Holiday in Essex' was the last of Lambert's important group of Velásquez-inspired portrait groups. This monumental painting displays a scale and opulence of paint-handling exemplifying Lambert's inspiration to paint in the 'grand manner'. Painted in his London studio, the subject was derived from the family holiday at Mersea Island in Essex and depicts Lambert's wife Amy and sons Constant and Maurice. Arthur José described its conception in 'The Art of George Lambert A.R.A.', in 1924:
'It began as a deliberate attempt to emulate the Spanish (or rather the continental) convention of the days of Velasquez ... the placing of the figures and the background, and the lighting of the studio was so arranged as to produce the traditional chiaroscuro of that epoch.
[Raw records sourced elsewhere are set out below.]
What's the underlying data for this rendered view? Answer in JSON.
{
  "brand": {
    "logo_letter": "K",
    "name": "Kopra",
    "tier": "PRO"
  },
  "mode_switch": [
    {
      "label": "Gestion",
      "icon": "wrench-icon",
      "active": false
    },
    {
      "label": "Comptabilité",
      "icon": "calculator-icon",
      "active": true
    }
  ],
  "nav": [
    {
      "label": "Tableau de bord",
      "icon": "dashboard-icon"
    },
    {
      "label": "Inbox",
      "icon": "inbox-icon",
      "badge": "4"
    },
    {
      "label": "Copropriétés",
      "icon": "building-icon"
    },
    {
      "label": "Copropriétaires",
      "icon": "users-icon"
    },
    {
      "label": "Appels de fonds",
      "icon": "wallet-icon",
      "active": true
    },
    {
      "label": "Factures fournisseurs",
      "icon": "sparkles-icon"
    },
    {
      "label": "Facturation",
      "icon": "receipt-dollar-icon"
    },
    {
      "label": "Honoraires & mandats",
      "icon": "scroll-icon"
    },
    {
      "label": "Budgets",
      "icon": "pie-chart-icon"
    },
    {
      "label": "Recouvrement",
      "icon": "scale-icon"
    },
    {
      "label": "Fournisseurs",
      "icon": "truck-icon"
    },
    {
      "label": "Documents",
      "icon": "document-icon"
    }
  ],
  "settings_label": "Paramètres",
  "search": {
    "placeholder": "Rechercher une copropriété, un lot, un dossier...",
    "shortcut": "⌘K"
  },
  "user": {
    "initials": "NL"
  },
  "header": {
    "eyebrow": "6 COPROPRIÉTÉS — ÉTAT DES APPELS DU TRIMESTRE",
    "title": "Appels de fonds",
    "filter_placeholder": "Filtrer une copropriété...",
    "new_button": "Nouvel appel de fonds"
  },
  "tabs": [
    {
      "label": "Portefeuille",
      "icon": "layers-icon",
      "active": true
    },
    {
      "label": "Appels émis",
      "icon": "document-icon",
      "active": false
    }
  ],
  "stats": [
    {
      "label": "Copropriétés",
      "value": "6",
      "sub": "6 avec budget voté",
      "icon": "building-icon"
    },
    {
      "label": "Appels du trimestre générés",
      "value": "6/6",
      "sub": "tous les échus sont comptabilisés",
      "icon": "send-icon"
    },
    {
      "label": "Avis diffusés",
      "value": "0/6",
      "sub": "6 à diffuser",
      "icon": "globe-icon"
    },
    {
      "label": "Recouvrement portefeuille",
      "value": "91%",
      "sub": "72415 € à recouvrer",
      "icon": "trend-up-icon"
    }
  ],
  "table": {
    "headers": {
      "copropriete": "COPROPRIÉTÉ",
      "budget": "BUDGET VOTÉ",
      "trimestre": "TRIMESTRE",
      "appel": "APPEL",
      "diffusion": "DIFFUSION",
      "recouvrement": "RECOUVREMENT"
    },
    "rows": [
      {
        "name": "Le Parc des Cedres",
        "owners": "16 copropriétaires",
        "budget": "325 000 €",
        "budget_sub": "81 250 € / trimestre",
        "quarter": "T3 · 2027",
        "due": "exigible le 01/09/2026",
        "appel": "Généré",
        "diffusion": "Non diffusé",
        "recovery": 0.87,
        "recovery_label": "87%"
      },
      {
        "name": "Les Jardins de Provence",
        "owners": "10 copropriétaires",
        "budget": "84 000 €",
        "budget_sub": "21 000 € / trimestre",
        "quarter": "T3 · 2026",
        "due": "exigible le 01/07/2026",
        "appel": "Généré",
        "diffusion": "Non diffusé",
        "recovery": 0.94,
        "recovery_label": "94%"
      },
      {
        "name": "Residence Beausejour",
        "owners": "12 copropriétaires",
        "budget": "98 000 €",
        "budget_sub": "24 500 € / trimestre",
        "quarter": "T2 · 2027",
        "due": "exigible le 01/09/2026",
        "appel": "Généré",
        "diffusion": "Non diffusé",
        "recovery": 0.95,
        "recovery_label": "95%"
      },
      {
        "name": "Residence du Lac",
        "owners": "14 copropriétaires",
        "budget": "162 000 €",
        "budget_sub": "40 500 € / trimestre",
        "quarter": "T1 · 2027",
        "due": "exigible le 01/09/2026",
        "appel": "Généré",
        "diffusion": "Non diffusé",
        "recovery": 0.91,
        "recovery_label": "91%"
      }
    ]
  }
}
The landscape, though remembered from Essex, was built up on a high platform in the studio, on which the group was posed, pony and all ... The artist in fact, was testing himself: "Can I, too, paint with the methods devised so long ago and approved by tradition?" '